cliché Traditionally, the hail used when a whale has been spotted spraying water from its blowhole by the lookout of a whaling ship. "Thar" is an old-fashioned, colloquial variant of "there."
1. Used humorously to indicate that something is erupting or exploding, or about to do so. Look, the volcano is erupting! Thar she blows! He pushed down on the plunger of the detonator as he yelled out, "Thar she blows!"
2. Used humorously to indicate that one is now able to see something or has arrived somewhere. A: "Thanks again for driving me home." B: "No problem at all. Well, thar she blows. Have a good night!" A: "Thar she blows! I can see the carnival tent!" B: "Well spotted, Mike!"
there's gold in them there hills

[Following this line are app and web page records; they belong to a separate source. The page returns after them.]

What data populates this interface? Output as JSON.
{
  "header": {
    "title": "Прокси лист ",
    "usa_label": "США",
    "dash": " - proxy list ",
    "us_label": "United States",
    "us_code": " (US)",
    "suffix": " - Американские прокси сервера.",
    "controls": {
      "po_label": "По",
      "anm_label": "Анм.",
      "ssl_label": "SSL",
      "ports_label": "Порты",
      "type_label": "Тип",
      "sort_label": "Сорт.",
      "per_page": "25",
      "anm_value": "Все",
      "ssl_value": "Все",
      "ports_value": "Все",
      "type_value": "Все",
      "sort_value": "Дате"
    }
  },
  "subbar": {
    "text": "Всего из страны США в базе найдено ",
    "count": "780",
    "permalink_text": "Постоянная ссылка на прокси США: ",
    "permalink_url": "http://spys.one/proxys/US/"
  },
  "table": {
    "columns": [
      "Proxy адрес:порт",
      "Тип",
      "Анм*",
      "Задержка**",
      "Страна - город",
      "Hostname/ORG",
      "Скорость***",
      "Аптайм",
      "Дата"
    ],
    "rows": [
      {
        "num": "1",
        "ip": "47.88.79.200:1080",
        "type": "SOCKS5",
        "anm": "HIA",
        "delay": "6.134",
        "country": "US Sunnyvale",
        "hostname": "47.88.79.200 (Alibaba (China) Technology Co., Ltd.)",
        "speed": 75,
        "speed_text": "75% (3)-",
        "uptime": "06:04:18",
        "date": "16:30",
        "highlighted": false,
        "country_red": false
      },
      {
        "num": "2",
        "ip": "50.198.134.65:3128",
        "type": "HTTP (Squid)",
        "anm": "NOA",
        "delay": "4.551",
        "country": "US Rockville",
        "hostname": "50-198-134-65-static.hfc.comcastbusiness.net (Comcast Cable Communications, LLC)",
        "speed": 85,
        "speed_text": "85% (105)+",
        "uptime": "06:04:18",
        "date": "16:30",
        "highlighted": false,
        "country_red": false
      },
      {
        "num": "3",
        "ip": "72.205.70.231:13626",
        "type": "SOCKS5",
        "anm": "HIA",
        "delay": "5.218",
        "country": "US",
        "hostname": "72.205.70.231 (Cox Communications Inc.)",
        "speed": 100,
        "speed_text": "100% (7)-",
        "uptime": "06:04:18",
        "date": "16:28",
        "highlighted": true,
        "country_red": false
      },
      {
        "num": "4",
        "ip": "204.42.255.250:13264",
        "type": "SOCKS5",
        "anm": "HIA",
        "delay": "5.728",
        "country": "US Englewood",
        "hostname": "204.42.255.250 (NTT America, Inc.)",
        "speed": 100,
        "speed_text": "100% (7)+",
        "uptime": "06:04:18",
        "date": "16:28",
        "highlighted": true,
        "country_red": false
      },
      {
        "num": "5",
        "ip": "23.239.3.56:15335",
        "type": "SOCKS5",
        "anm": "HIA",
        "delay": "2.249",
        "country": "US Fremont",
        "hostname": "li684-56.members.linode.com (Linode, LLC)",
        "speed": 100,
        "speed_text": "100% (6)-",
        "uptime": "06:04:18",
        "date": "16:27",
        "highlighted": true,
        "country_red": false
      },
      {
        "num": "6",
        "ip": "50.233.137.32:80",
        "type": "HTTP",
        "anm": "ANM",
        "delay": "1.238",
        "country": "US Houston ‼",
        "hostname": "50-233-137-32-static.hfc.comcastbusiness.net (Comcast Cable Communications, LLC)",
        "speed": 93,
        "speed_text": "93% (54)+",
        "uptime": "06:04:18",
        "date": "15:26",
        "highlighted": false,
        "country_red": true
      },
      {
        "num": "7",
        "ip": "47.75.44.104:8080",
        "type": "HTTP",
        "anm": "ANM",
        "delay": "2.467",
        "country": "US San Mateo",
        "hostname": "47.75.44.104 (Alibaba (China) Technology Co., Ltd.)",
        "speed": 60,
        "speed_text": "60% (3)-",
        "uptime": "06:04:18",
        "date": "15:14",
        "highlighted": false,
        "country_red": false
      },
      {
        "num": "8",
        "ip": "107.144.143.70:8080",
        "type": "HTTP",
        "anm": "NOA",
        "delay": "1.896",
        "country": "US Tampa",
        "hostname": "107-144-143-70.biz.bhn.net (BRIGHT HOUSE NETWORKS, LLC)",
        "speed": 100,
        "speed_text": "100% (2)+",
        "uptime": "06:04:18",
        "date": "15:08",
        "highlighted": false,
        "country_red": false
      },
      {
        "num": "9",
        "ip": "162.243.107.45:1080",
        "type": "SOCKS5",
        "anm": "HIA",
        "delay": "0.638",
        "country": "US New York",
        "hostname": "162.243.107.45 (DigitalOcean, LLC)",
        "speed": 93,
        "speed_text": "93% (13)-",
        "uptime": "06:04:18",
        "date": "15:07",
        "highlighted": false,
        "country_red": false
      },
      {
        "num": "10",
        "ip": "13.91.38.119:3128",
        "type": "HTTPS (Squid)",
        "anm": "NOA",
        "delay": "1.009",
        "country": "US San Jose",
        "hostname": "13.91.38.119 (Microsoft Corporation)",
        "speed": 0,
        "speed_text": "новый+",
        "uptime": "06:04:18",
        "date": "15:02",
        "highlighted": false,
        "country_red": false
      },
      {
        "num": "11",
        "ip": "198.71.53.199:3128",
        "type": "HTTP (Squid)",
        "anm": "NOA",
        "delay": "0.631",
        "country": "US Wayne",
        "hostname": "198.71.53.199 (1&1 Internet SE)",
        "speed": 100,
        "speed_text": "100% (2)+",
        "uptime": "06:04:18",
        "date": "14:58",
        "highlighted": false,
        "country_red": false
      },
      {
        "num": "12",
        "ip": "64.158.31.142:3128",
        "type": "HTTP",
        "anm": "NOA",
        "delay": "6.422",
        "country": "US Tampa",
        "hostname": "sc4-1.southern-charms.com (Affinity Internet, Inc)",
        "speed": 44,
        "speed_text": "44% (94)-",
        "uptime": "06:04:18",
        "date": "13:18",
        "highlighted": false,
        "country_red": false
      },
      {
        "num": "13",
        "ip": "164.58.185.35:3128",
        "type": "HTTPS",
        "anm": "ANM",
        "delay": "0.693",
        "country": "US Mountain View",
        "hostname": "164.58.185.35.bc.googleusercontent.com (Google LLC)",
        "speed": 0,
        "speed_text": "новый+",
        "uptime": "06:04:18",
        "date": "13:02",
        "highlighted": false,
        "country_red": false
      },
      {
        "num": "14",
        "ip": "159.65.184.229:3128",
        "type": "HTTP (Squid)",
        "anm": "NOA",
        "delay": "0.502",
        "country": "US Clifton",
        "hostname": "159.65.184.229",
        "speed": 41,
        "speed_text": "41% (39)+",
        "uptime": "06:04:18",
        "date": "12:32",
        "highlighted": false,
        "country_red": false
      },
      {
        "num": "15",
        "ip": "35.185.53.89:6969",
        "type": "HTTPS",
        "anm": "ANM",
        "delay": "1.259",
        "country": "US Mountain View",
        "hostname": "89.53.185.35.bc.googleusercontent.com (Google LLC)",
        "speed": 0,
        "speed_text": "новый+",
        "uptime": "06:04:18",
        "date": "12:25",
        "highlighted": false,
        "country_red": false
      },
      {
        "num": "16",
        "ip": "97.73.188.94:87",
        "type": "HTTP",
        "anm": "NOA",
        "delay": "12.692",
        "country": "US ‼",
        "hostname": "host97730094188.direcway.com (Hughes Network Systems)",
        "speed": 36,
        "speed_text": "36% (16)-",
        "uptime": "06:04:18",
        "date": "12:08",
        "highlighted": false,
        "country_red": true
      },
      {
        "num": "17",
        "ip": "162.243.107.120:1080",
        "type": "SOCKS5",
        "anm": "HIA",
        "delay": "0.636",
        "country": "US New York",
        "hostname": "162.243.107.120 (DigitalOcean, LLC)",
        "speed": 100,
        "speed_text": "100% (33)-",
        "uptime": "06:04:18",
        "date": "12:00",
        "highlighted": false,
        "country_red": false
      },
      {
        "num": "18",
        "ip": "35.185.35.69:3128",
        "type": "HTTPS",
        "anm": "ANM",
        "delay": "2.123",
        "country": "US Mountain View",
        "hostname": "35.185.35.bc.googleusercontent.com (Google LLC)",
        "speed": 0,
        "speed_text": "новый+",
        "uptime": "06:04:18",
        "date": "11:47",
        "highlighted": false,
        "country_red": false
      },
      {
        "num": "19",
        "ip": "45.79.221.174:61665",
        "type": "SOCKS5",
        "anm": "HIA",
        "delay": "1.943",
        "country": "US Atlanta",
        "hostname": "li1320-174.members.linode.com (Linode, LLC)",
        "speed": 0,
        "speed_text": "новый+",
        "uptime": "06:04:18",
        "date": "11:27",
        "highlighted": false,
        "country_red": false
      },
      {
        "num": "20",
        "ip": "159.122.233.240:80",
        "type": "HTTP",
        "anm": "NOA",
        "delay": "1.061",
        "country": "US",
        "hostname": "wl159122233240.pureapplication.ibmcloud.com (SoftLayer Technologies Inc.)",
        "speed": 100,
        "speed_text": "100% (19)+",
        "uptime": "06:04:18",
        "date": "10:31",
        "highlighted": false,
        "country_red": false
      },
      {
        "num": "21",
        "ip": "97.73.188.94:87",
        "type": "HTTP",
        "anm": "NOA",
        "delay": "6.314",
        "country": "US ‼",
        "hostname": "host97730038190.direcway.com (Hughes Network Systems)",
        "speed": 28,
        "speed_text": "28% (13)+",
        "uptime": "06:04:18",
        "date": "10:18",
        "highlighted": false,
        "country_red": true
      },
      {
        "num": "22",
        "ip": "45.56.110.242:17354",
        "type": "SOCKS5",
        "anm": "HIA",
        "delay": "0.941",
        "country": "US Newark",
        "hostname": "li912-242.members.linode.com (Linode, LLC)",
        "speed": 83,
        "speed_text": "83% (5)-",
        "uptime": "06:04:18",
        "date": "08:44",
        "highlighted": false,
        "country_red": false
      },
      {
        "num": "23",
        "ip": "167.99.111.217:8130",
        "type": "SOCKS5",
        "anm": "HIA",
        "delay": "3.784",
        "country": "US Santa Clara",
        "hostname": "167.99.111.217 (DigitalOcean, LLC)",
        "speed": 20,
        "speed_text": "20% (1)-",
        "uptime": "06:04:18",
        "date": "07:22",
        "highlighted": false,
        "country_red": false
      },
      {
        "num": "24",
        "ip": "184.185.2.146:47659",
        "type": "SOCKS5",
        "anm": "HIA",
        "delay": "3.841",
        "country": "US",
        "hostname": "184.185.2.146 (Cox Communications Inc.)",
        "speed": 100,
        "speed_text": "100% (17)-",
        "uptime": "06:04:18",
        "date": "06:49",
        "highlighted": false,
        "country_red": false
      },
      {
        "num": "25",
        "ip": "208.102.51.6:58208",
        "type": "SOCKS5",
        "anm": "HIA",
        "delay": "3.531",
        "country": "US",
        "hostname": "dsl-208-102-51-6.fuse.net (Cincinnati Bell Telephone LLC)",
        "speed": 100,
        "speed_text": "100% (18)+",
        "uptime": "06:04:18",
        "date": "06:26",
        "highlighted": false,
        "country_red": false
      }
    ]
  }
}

cliché There is the potential to make a lot of money from this venture. A reference to the Sometimes written as "them thar hills" to affect a rural accent. Primarily heard in US. With the sudden and ubiquitous rise of smartphones, the new and lucrative market of mobile apps came to the fore, and developers around the world realized that there's gold in them there hills. As an emerging nation with a growing economy, there's gold in them thar hills for companies willing to invest early.
Farlex Dictionary of Idioms. © 2015 Farlex, Inc, all rights reserved.
there's gold in them thar hillsor
there's gold in them there hillsAMERICAN, INFORMAL
People say there's gold in them thar hills or there's gold in them there hills to mean that it is possible to make money in a particular place or with a particular activity. Mongolia has gold in them thar hills and foreign companies have been quick to grab a piece of the action. There would be winners and losers in the high-tech business, but there was gold in them there hills. Note: People often use other words instead of hills according to the subject they are talking about. Drugs companies are seeing sales soar in America. There's gold in them there pills. Note: This expression refers to the California Gold Rush of the 19th century; the line also appears in the theme song of an old television programme about that period.
Collins COBUILD Idioms Dictionary, 3rd ed. © HarperCollins Publishers 2012